Yet, to show solidarity with these three thousand victims, we have pissed away three trillion dollars ($1 billion per victim), and trashed long-standing legal principles. And now we’ll waste a day remembering them, instead of thinking seriously about how to save billions of others. I would rather we just forgot 9/11.
Do I sound insensitive? If so, good — 9/11 deaths were less than one part in a hundred thousand of deaths since then, and don’t deserve to be sensed much more than that fraction. If your feelings say otherwise, that just shows how full fricking far your mind has gone.
Just to really drive home his point, Professor Hanson updated his post with a link to news agency Aljazeera, which featured an article Let’s forget 9/11 by American Tom Engelhardt, author of The American way of war: how Bush’s wars became Obama’s and The end of victory culture.

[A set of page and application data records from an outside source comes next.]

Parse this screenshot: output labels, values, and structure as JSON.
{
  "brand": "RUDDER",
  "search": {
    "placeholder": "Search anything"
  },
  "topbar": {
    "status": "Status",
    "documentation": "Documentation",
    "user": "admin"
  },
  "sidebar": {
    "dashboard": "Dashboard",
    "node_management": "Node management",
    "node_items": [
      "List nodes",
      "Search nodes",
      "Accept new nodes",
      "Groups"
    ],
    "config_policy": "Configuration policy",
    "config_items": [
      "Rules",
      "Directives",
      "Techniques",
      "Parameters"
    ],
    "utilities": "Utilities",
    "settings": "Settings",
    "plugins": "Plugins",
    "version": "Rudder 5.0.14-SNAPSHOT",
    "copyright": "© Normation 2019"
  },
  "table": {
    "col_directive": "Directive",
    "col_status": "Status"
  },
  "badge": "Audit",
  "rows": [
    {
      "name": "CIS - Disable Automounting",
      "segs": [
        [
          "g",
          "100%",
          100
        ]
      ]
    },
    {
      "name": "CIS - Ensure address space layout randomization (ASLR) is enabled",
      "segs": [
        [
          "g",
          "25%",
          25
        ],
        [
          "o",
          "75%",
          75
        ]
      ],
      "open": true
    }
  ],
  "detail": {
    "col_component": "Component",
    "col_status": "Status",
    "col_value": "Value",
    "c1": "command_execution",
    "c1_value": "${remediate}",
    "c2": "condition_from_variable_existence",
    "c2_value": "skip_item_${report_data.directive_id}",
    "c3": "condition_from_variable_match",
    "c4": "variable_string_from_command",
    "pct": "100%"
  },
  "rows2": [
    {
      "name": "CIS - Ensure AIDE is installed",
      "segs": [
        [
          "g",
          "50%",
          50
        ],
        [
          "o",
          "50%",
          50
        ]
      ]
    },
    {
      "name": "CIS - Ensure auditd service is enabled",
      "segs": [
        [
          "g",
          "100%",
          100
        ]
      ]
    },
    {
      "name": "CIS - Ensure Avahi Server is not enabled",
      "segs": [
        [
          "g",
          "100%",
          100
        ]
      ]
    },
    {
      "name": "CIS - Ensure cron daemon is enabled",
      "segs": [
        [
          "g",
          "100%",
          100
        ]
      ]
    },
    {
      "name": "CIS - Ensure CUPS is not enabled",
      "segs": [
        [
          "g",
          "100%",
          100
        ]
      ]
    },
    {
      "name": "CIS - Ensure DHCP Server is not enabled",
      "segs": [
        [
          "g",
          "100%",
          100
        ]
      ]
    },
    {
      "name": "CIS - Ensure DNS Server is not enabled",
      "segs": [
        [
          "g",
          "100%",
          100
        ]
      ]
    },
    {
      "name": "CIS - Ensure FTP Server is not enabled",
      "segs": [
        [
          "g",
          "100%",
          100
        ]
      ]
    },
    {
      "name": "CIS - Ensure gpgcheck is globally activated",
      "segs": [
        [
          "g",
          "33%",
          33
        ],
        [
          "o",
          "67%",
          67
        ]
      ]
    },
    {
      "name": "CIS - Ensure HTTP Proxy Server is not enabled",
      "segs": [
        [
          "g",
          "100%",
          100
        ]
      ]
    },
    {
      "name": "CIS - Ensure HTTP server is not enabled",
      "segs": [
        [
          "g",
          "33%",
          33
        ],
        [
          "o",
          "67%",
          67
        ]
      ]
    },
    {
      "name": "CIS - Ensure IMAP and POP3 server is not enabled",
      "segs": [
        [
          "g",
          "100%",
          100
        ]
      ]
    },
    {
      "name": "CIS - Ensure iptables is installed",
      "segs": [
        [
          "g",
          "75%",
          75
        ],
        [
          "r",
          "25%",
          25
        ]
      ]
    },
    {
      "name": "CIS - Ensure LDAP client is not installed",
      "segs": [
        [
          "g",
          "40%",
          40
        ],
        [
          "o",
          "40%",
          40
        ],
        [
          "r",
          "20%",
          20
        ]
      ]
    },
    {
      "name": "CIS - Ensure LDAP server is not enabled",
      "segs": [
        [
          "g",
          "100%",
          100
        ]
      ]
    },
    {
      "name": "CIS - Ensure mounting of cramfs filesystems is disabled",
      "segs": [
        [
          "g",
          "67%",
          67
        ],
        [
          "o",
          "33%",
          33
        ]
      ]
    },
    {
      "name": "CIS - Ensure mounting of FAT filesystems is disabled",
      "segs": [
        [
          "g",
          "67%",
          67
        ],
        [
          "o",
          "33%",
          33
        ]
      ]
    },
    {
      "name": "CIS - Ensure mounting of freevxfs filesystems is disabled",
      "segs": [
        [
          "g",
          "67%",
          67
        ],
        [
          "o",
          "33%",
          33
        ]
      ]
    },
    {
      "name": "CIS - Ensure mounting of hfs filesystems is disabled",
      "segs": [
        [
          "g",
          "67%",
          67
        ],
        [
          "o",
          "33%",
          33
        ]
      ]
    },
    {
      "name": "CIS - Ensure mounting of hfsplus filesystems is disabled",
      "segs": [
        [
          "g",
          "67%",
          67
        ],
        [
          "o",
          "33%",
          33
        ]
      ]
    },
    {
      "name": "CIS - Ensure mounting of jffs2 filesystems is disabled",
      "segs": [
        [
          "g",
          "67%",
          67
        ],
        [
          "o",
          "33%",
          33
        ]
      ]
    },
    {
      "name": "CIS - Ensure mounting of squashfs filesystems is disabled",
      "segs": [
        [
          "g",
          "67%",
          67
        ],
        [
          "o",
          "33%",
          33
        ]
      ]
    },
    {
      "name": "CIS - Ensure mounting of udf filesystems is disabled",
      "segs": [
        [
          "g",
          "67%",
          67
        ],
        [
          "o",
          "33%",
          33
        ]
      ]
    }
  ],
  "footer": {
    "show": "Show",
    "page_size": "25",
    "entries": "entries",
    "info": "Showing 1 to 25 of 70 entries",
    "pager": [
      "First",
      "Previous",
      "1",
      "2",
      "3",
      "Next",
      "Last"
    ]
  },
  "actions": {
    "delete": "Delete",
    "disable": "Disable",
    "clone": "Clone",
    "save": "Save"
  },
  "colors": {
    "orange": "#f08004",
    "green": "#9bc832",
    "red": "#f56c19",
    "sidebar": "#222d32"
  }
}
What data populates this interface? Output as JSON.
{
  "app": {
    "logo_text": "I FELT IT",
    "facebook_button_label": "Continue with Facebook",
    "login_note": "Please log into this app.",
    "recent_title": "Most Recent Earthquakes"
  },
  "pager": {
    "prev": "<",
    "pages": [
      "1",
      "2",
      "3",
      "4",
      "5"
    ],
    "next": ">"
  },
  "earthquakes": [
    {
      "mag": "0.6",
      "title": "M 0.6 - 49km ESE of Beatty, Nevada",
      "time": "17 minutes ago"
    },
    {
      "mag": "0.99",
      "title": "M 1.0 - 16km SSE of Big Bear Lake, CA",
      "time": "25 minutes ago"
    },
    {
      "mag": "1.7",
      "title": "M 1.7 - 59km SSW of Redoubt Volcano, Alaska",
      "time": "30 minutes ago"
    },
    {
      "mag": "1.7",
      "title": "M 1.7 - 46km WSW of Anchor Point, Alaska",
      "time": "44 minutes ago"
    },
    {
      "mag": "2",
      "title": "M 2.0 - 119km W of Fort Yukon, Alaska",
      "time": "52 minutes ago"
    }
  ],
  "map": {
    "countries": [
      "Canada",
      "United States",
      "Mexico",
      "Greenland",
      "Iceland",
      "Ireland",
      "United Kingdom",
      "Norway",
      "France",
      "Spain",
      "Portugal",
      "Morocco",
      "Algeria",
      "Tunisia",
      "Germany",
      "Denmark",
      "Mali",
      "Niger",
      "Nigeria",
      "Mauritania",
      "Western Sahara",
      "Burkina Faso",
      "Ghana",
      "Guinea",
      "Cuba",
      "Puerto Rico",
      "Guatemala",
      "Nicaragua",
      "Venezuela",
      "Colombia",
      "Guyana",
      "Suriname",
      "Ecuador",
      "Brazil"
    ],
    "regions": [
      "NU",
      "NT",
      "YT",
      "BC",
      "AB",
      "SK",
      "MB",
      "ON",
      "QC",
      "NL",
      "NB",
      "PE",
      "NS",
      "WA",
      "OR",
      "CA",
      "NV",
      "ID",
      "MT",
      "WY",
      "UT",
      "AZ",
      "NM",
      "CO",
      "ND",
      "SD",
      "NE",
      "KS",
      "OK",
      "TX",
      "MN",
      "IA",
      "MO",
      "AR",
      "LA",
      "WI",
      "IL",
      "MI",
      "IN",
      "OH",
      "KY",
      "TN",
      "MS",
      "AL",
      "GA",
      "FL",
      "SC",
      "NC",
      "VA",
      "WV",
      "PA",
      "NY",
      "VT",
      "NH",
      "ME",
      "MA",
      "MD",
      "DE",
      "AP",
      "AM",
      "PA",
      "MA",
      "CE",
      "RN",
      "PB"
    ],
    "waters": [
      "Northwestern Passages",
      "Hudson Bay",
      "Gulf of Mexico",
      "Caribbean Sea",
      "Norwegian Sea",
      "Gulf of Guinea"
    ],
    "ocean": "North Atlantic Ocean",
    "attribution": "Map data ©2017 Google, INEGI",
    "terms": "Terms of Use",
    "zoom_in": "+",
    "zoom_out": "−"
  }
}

Not surprisingly, given this was 11 September, some comments from readers were pretty direct:
This will, sadly, be the last time I read your blog.
You, Mr. Hanson, are an idiot. You have no conception of mythos or national dignity. Good bye, sir.
Robin, you’re “fricking” out of your mind.
A co-worker used to have a little sign in her office: Most people know how to remain silent. Few people know when.
Some other comments took issue with his basic argument:
Insensitivity will not stop people from being affected by some tragedies more than others.
Human nature is to attach greater significance to things that are close to us and have evoked personal feelings, rather than basing it on magnitude alone. And there is nothing wrong with that. Your moralizing is no better than the ridiculous moralizing that has gone on in the past ten years in reaction to 9/11. Everyone has their story to tell; yours involves looking down on the natural human reaction to a dramatic event. That is all.
Defence against terrorists, not solidarity with victims, explains the “pissing away” of three trillion dollars.
You cannot reasonably expect this sort of brazen and demented contrarianism to induce readers in search of a new moral framework to think, “hrm, maybe I’ll give this utilitarianism thing a whirl and see where it takes me!”
Might as well forget about the Holocaust too. In the bigger scheme of things, what were only 6M Jews?
But quite a few comments were supportive of Professor Hanson’s view:
I think what Robin is saying is that the response to 9/11 didn’t do any of the things that the “leaders” who pushed those responses said those responses were going to do. What those responses did do was piss away $3 Trillion (and counting), kill a bunch of US soldiers, and squander the “good will” of the rest of the world while committing great evils; the killing of many Iraqi civilians, the strengthening of al Qaeda and the bankrupting of the US economy.
If only one 1/100 of the social capital spent on 9/11 remembrance was spent on organ markets… I would expect more than 100x as many lives would have been saved compared to any anti-terrorist measures implemented because of 9/11. Read the rest of this entry »